Aleksandar Vukic.
Aleksandar Vukic (pictured) believes he can beat defending champ Carlos Alcaraz at Wimbledon. Image by Lukas Coch/AAP PHOTOS
  • tennis

Vukic not kidding about his chances of beating Alcaraz

Ian Chadband July 2, 2024

Aleksandar Vukic has already gone where no other Australian tennis pro has been before by beating the sport’s biggest new superstar, Carlos Alcaraz.

Now the Australian is adamant he can do it again – and this time the world will be watching as he seeks to dethrone the Wimbledon champion, maybe on Centre Court, in the match of his life.

The last time they met in 2020, Alcaraz was just 17, already being touted as the sport’s next big thing – correctly, as it turned out – and Vukic, seven years his senior, got the better of the “phenom” in three sets in a French Open qualifier, saving a match point on the way.

Of course, “Carlitos” was just a “child” then, accepts Vukic, and not the man who’s gone on to achieve “insane” feats in the game at just 21, with three grand slam singles titles already under his belt.

But a win’s a win.
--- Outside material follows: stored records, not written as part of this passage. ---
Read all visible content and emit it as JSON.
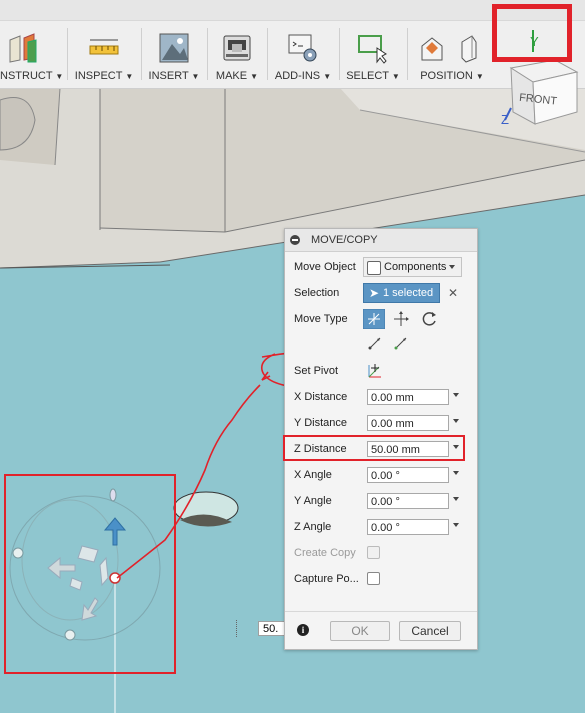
{
  "toolbar": {
    "groups": [
      {
        "label": "NSTRUCT",
        "icon": "construct-planes-icon"
      },
      {
        "label": "INSPECT",
        "icon": "ruler-icon"
      },
      {
        "label": "INSERT",
        "icon": "insert-image-icon"
      },
      {
        "label": "MAKE",
        "icon": "printer-icon"
      },
      {
        "label": "ADD-INS",
        "icon": "scripts-gear-icon"
      },
      {
        "label": "SELECT",
        "icon": "select-window-icon"
      },
      {
        "label": "POSITION",
        "icon": "position-icon"
      }
    ],
    "dropdown_glyph": "▼"
  },
  "viewcube": {
    "face_label": "FRONT",
    "axis_y": "Y",
    "axis_z": "Z"
  },
  "panel": {
    "title": "MOVE/COPY",
    "move_object": {
      "label": "Move Object",
      "value": "Components"
    },
    "selection": {
      "label": "Selection",
      "value": "1 selected",
      "clear": "✕"
    },
    "move_type": {
      "label": "Move Type"
    },
    "set_pivot": {
      "label": "Set Pivot"
    },
    "x_distance": {
      "label": "X Distance",
      "value": "0.00 mm"
    },
    "y_distance": {
      "label": "Y Distance",
      "value": "0.00 mm"
    },
    "z_distance": {
      "label": "Z Distance",
      "value": "50.00 mm"
    },
    "x_angle": {
      "label": "X Angle",
      "value": "0.00 °"
    },
    "y_angle": {
      "label": "Y Angle",
      "value": "0.00 °"
    },
    "z_angle": {
      "label": "Z Angle",
      "value": "0.00 °"
    },
    "create_copy": {
      "label": "Create Copy",
      "checked": false
    },
    "capture_position": {
      "label": "Capture Po...",
      "checked": false
    },
    "info_glyph": "i",
    "ok_label": "OK",
    "cancel_label": "Cancel"
  },
  "viewport": {
    "distance_input_value": "50."
  },
  "colors": {
    "annotation_red": "#e1222a",
    "accent_blue": "#4a90c8",
    "ground": "#8fc6cf",
    "wall": "#d9d6cf"
  }
}
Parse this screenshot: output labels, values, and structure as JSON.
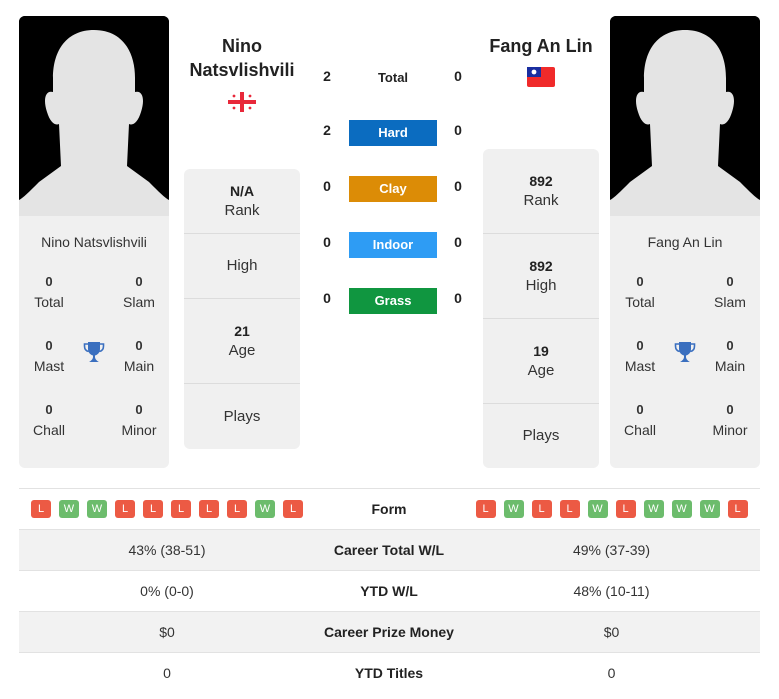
{
  "colors": {
    "hard": "#0b6cc0",
    "clay": "#dc8c06",
    "indoor": "#2e9cf4",
    "grass": "#109640",
    "win": "#6cbc6c",
    "loss": "#ec5a44",
    "trophy": "#3a6fbf"
  },
  "player1": {
    "name_line1": "Nino",
    "name_line2": "Natsvlishvili",
    "card_name": "Nino Natsvlishvili",
    "flag": "georgia-flag",
    "titles": {
      "total": {
        "value": "0",
        "label": "Total"
      },
      "slam": {
        "value": "0",
        "label": "Slam"
      },
      "mast": {
        "value": "0",
        "label": "Mast"
      },
      "main": {
        "value": "0",
        "label": "Main"
      },
      "chall": {
        "value": "0",
        "label": "Chall"
      },
      "minor": {
        "value": "0",
        "label": "Minor"
      }
    },
    "info": {
      "rank": {
        "value": "N/A",
        "label": "Rank"
      },
      "high": {
        "value": "",
        "label": "High"
      },
      "age": {
        "value": "21",
        "label": "Age"
      },
      "plays": {
        "value": "",
        "label": "Plays"
      }
    },
    "form": [
      "L",
      "W",
      "W",
      "L",
      "L",
      "L",
      "L",
      "L",
      "W",
      "L"
    ]
  },
  "player2": {
    "name": "Fang An Lin",
    "card_name": "Fang An Lin",
    "flag": "taiwan-flag",
    "titles": {
      "total": {
        "value": "0",
        "label": "Total"
      },
      "slam": {
        "value": "0",
        "label": "Slam"
      },
      "mast": {
        "value": "0",
        "label": "Mast"
      },
      "main": {
        "value": "0",
        "label": "Main"
      },
      "chall": {
        "value": "0",
        "label": "Chall"
      },
      "minor": {
        "value": "0",
        "label": "Minor"
      }
    },
    "info": {
      "rank": {
        "value": "892",
        "label": "Rank"
      },
      "high": {
        "value": "892",
        "label": "High"
      },
      "age": {
        "value": "19",
        "label": "Age"
      },
      "plays": {
        "value": "",
        "label": "Plays"
      }
    },
    "form": [
      "L",
      "W",
      "L",
      "L",
      "W",
      "L",
      "W",
      "W",
      "W",
      "L"
    ]
  },
  "h2h": [
    {
      "label": "Total",
      "p1": "2",
      "p2": "0"
    },
    {
      "label": "Hard",
      "p1": "2",
      "p2": "0"
    },
    {
      "label": "Clay",
      "p1": "0",
      "p2": "0"
    },
    {
      "label": "Indoor",
      "p1": "0",
      "p2": "0"
    },
    {
      "label": "Grass",
      "p1": "0",
      "p2": "0"
    }
  ],
  "stats": {
    "form_label": "Form",
    "rows": [
      {
        "label": "Career Total W/L",
        "p1": "43% (38-51)",
        "p2": "49% (37-39)"
      },
      {
        "label": "YTD W/L",
        "p1": "0% (0-0)",
        "p2": "48% (10-11)"
      },
      {
        "label": "Career Prize Money",
        "p1": "$0",
        "p2": "$0"
      },
      {
        "label": "YTD Titles",
        "p1": "0",
        "p2": "0"
      }
    ]
  }
}
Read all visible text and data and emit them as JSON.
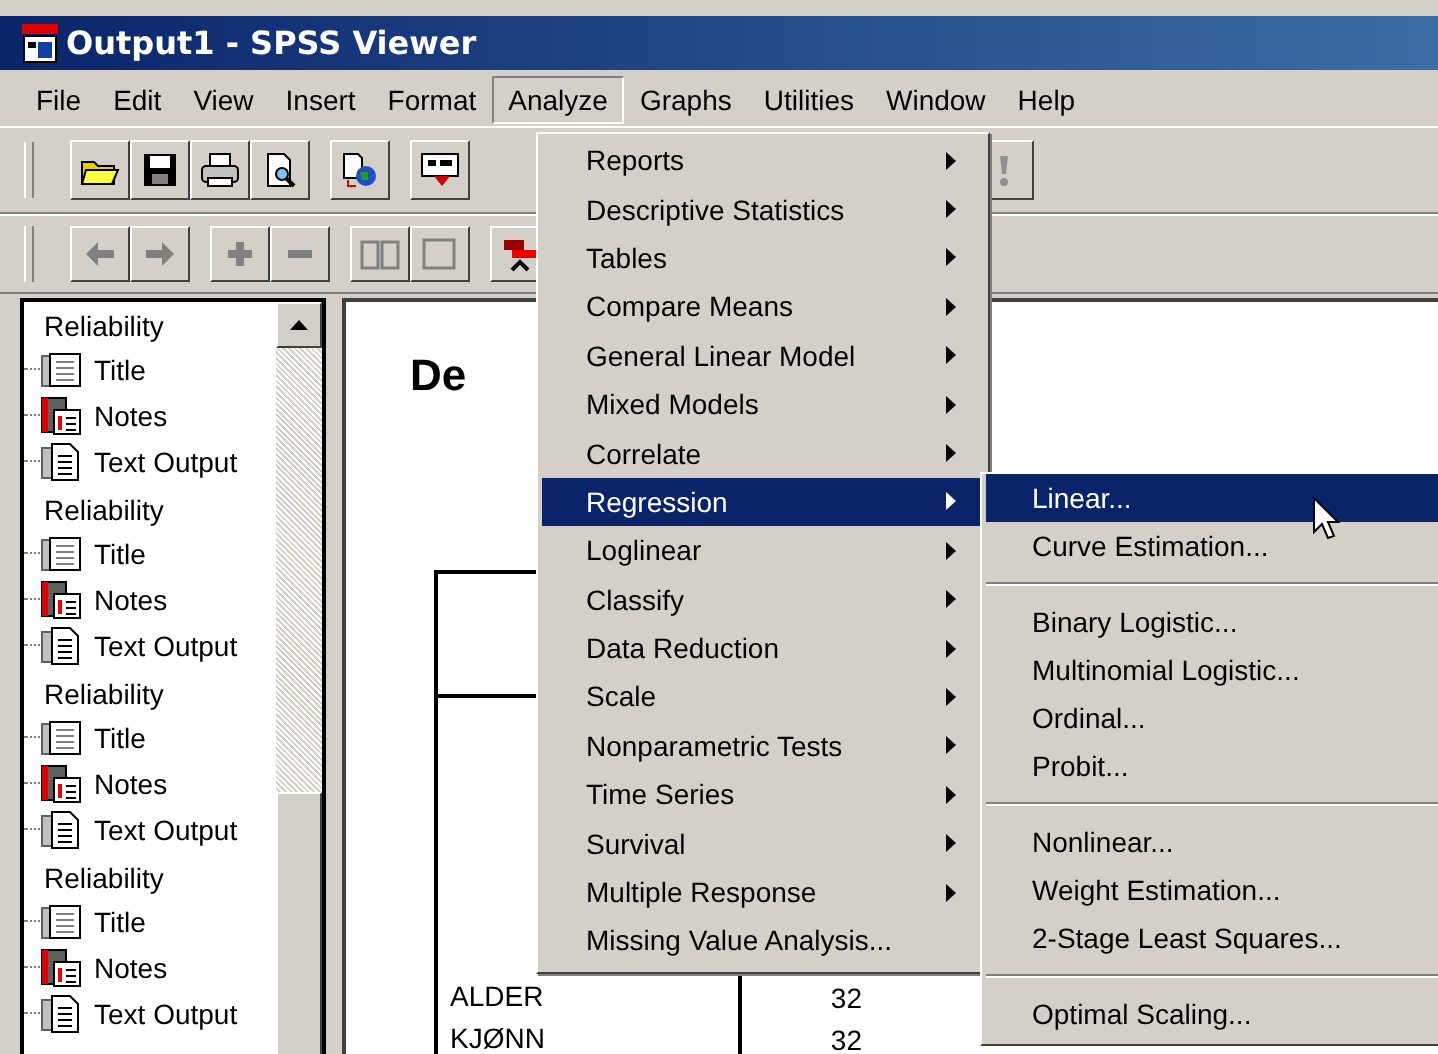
{
  "window": {
    "title": "Output1 - SPSS Viewer"
  },
  "menu_bar": [
    {
      "label": "File",
      "selected": false
    },
    {
      "label": "Edit",
      "selected": false
    },
    {
      "label": "View",
      "selected": false
    },
    {
      "label": "Insert",
      "selected": false
    },
    {
      "label": "Format",
      "selected": false
    },
    {
      "label": "Analyze",
      "selected": true
    },
    {
      "label": "Graphs",
      "selected": false
    },
    {
      "label": "Utilities",
      "selected": false
    },
    {
      "label": "Window",
      "selected": false
    },
    {
      "label": "Help",
      "selected": false
    }
  ],
  "outline": [
    {
      "label": "Reliability",
      "children": [
        {
          "label": "Title",
          "kind": "title"
        },
        {
          "label": "Notes",
          "kind": "notes"
        },
        {
          "label": "Text Output",
          "kind": "text"
        }
      ]
    },
    {
      "label": "Reliability",
      "children": [
        {
          "label": "Title",
          "kind": "title"
        },
        {
          "label": "Notes",
          "kind": "notes"
        },
        {
          "label": "Text Output",
          "kind": "text"
        }
      ]
    },
    {
      "label": "Reliability",
      "children": [
        {
          "label": "Title",
          "kind": "title"
        },
        {
          "label": "Notes",
          "kind": "notes"
        },
        {
          "label": "Text Output",
          "kind": "text"
        }
      ]
    },
    {
      "label": "Reliability",
      "children": [
        {
          "label": "Title",
          "kind": "title"
        },
        {
          "label": "Notes",
          "kind": "notes"
        },
        {
          "label": "Text Output",
          "kind": "text"
        }
      ]
    }
  ],
  "document": {
    "heading": "De",
    "table": {
      "rows": [
        {
          "column_1": "ALDER",
          "column_2": "32"
        },
        {
          "column_1": "KJØNN",
          "column_2": "32"
        }
      ]
    }
  },
  "analyze_menu": [
    {
      "label": "Reports",
      "submenu": true,
      "selected": false
    },
    {
      "label": "Descriptive Statistics",
      "submenu": true,
      "selected": false
    },
    {
      "label": "Tables",
      "submenu": true,
      "selected": false
    },
    {
      "label": "Compare Means",
      "submenu": true,
      "selected": false
    },
    {
      "label": "General Linear Model",
      "submenu": true,
      "selected": false
    },
    {
      "label": "Mixed Models",
      "submenu": true,
      "selected": false
    },
    {
      "label": "Correlate",
      "submenu": true,
      "selected": false
    },
    {
      "label": "Regression",
      "submenu": true,
      "selected": true
    },
    {
      "label": "Loglinear",
      "submenu": true,
      "selected": false
    },
    {
      "label": "Classify",
      "submenu": true,
      "selected": false
    },
    {
      "label": "Data Reduction",
      "submenu": true,
      "selected": false
    },
    {
      "label": "Scale",
      "submenu": true,
      "selected": false
    },
    {
      "label": "Nonparametric Tests",
      "submenu": true,
      "selected": false
    },
    {
      "label": "Time Series",
      "submenu": true,
      "selected": false
    },
    {
      "label": "Survival",
      "submenu": true,
      "selected": false
    },
    {
      "label": "Multiple Response",
      "submenu": true,
      "selected": false
    },
    {
      "label": "Missing Value Analysis...",
      "submenu": false,
      "selected": false
    }
  ],
  "regression_submenu": [
    {
      "label": "Linear...",
      "selected": true,
      "separator_before": false
    },
    {
      "label": "Curve Estimation...",
      "selected": false,
      "separator_before": false
    },
    {
      "label": "Binary Logistic...",
      "selected": false,
      "separator_before": true
    },
    {
      "label": "Multinomial Logistic...",
      "selected": false,
      "separator_before": false
    },
    {
      "label": "Ordinal...",
      "selected": false,
      "separator_before": false
    },
    {
      "label": "Probit...",
      "selected": false,
      "separator_before": false
    },
    {
      "label": "Nonlinear...",
      "selected": false,
      "separator_before": true
    },
    {
      "label": "Weight Estimation...",
      "selected": false,
      "separator_before": false
    },
    {
      "label": "2-Stage Least Squares...",
      "selected": false,
      "separator_before": false
    },
    {
      "label": "Optimal Scaling...",
      "selected": false,
      "separator_before": true
    }
  ]
}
Vukic knows others won’t give him, as the world No.69, a cat in hell’s chance in the second-round clash on Wednesday (Thursday morning AEST), especially after he only scraped through with a topsy-turvy 6-7 (9-11) 6-4 6-4 3-6 7-6 (10-8) win over Sebastian Ofner.

Yet asked if he felt he could beat Alcaraz, Vukic exclaimed: “Oh, definitely. 

“Everyone’s beatable, everyone’s human. If things go my way, if I play well, serve well or if he doesn’t have his best day – hundred per cent I can win.

Carlos Alcaraz.
 Defending Wimbledon champion Carlos Alcaraz looked impressive in his first-round win. Image by AP PHOTO 

“The more I’m playing these guys, the more you realise they’re playing the same sport. Obviously, they’re the best at the sport, but they can also sometimes not play well.

“Who knows? Sometimes you wake up and have low energy. Or what if his girlfriend’s pissed him off or something like that the day before? Things happen and you need to try to capitalise.”

Since that win, Alexei Popyrin, Alex de Minaur (twice), Thanasi Kokkinakis, Jordan Thompson and Max Purcell have all tried but failed to beat Alcaraz.

Over that time, Vukic has watched the Spaniard turn into a sunny, charming acquaintance on tour and evolve into a great player, but what impresses him most about Alcaraz is his demeanour in the most searing of spotlights.

Practising with him during a tournament in Beijing last year, what Vukic found most striking was the incredible level of attention the youngster has to live with.

“I’m just on court and no one knows who I am, and he comes on and everyone’s going insane,” Vukic said.

“I’m just like, ‘This guy lives in another world’. 

“I probably wouldn’t want that, to be honest. But it comes with the territory, right? If I were ever in that position, even though I probably wouldn’t want it now, I’d have to embrace it.

“And that’s what he does very well. He embraces it. He’s always smiling, so kudos to him and how he behaves and how he does it.

“When we played in Paris he was a child, but there was so much hype around him. You could tell he had a raw power to him already there, but back then I wasn’t thinking, ‘Oh, this guy’s going to be No.1 in 12 to 18 months’. It was insane, his rise.

“Him and (Jannik) Sinner are going to be the dominant forces in the game. He’ll be there for a long time. 

“But when he steps out on court, if he’s not ready to win, then I’m going to try to do my best to take it from him.”